Boston University has been selected by the Massachusetts Department of Public Health to assist in research and development of a new digital contact-tracing initiative, the state disclosed on its website this week.
The university will join the Bedford-based nonprofit Mitre to test a COVID-19 contact-tracing application on its campus of 35,000 students and 10,000 employees. According to state procurement documents, the university and its partner are tasked with studying how the technology works, whether it effectively complements the state’s existing contact-tracing efforts, whether residents will be receptive to the app and whether it would reduce spread of the disease.
Some universities have claimed in definite terms that their contact-tracing apps are effective, such as the University of Arizona, which earlier this month announced that its deployment of an app, based on the Exposure Notifications API jointly developed by Apple and Google, had reduced the number of COVID-19 cases on campus by 12%.
But in Massachusetts, understanding the public’s potential reception to its app, which is also based on Exposure Notifications, will play a deciding role in the project’s success. Many contact-tracing apps have fallen flat, particularly those that didn’t account for user privacy.
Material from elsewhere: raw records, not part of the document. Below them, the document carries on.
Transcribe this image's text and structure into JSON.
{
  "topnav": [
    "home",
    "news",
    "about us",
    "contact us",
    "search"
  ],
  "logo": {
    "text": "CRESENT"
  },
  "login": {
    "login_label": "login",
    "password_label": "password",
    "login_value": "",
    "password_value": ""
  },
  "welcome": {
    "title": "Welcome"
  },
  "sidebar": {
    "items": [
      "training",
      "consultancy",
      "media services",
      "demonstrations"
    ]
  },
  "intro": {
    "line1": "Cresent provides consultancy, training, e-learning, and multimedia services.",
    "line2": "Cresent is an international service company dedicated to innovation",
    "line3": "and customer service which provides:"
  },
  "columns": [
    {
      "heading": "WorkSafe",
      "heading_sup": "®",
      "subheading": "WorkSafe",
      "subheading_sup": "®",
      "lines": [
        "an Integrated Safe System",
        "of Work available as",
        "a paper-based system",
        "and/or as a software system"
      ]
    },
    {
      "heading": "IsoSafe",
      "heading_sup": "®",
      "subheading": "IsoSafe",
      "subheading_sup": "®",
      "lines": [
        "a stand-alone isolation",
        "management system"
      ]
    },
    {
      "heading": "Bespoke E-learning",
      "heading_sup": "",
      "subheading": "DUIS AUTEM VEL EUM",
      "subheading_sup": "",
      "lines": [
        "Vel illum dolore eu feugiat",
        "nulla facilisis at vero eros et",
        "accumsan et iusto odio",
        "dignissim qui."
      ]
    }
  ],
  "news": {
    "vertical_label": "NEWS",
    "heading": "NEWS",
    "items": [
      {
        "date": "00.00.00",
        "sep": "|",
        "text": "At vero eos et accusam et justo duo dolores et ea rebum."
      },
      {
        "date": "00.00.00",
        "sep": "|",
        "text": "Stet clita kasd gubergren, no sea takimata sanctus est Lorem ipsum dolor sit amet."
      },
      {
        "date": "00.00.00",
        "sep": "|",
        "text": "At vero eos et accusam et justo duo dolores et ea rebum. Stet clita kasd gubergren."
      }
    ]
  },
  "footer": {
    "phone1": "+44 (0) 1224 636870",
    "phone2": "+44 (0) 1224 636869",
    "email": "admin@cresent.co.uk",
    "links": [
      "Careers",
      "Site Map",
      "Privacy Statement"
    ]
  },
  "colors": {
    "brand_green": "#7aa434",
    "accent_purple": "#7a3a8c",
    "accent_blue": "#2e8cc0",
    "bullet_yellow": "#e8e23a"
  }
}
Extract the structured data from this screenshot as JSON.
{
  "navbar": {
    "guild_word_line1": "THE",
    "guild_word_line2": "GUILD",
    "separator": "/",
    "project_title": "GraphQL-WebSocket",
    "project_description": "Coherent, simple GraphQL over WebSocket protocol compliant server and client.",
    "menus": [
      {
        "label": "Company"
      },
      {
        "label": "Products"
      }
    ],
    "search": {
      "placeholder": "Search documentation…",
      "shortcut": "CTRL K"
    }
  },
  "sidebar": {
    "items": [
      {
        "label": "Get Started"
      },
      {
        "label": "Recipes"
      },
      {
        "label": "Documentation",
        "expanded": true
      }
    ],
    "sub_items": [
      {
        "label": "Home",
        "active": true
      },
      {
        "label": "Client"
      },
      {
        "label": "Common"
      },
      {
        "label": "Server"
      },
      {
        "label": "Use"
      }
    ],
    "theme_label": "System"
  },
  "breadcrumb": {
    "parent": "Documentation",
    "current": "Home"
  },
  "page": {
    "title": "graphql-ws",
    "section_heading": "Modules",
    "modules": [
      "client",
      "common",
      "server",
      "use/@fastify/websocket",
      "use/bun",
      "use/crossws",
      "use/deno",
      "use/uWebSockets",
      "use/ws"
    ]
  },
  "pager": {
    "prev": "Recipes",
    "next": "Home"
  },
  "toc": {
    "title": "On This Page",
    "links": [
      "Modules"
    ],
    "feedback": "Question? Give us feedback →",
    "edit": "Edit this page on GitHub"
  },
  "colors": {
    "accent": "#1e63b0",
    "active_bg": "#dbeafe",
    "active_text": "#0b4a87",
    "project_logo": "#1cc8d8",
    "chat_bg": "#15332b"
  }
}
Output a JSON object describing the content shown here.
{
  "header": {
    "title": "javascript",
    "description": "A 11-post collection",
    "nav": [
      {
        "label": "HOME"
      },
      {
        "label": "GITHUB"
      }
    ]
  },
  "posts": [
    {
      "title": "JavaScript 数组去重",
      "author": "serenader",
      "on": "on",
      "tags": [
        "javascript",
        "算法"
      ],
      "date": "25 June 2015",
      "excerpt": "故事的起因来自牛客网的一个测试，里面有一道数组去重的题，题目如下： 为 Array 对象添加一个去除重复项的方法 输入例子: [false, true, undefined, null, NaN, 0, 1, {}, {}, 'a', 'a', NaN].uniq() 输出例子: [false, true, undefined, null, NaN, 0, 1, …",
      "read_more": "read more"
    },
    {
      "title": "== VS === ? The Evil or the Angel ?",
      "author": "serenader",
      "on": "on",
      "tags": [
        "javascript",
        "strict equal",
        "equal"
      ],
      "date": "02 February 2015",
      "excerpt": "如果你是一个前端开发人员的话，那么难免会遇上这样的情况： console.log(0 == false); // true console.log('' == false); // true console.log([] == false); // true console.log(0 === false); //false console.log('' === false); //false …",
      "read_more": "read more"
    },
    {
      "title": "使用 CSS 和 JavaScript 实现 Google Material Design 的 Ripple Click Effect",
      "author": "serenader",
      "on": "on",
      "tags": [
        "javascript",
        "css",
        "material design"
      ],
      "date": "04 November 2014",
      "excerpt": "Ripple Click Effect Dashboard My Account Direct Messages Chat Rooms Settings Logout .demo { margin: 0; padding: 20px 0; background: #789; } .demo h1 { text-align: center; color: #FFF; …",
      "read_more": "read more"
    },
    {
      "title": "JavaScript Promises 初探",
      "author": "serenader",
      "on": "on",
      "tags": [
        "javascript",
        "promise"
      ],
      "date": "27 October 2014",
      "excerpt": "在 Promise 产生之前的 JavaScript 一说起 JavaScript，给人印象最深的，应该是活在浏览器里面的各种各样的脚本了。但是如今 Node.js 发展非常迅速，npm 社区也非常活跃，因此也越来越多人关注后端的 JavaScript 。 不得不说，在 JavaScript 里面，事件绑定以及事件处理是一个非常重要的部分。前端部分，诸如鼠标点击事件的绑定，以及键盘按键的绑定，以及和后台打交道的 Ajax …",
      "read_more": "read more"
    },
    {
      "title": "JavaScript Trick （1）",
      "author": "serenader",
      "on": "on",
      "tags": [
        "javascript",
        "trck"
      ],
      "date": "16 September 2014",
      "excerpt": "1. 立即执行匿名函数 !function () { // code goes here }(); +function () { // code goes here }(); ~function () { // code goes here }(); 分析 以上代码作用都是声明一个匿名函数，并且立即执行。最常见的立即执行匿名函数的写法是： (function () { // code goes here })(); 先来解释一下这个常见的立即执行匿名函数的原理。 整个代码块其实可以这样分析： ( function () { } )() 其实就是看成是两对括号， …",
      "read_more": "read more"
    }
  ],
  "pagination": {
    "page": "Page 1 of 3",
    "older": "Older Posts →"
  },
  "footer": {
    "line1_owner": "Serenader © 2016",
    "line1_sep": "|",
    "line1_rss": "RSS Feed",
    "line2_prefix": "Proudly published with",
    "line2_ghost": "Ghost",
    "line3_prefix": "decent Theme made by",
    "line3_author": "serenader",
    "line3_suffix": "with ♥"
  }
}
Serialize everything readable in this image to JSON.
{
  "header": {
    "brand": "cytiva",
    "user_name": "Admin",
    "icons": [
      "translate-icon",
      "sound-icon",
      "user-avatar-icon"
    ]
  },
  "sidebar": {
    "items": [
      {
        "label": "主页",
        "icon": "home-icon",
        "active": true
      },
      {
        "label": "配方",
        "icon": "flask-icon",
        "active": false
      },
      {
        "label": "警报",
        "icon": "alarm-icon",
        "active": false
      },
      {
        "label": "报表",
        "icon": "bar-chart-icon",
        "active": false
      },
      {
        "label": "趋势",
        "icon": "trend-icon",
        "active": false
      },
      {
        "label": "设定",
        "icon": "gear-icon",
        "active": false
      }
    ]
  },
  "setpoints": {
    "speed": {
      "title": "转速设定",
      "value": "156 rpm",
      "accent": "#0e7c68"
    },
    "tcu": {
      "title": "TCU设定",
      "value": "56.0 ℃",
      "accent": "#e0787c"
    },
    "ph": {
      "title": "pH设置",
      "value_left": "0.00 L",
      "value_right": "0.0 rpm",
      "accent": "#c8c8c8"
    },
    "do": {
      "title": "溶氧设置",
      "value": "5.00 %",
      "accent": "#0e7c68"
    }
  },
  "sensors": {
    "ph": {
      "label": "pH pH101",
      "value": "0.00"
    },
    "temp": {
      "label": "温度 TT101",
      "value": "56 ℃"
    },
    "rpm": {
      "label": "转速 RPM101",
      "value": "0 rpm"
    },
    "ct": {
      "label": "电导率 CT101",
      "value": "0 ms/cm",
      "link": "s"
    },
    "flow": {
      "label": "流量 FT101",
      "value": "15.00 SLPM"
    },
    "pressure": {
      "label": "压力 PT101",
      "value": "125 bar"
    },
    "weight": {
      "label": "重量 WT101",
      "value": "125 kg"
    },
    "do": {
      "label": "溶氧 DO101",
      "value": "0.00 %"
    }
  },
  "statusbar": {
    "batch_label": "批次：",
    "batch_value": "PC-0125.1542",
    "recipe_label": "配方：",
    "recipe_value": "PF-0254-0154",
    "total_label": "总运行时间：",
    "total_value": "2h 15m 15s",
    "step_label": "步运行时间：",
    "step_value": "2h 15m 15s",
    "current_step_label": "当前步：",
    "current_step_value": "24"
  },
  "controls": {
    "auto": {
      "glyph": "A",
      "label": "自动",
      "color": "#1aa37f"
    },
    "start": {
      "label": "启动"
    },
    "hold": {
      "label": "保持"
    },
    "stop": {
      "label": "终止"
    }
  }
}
Last spring, 71% of Americans polled said they wouldn’t use a contact-tracing app, citing concerns of invasive surveillance.
Boston University may have been helped in winning its contract with the state, which began seeking applications in November, because it already houses a 13-person contact-tracing workgroup that studies issues of efficacy, privacy and access associated with Bluetooth-based contact-tracing software like Exposure Notifications.
As at many higher education institutions during the pandemic, Boston University’s on-campus population has been diminished dramatically as most students study remotely.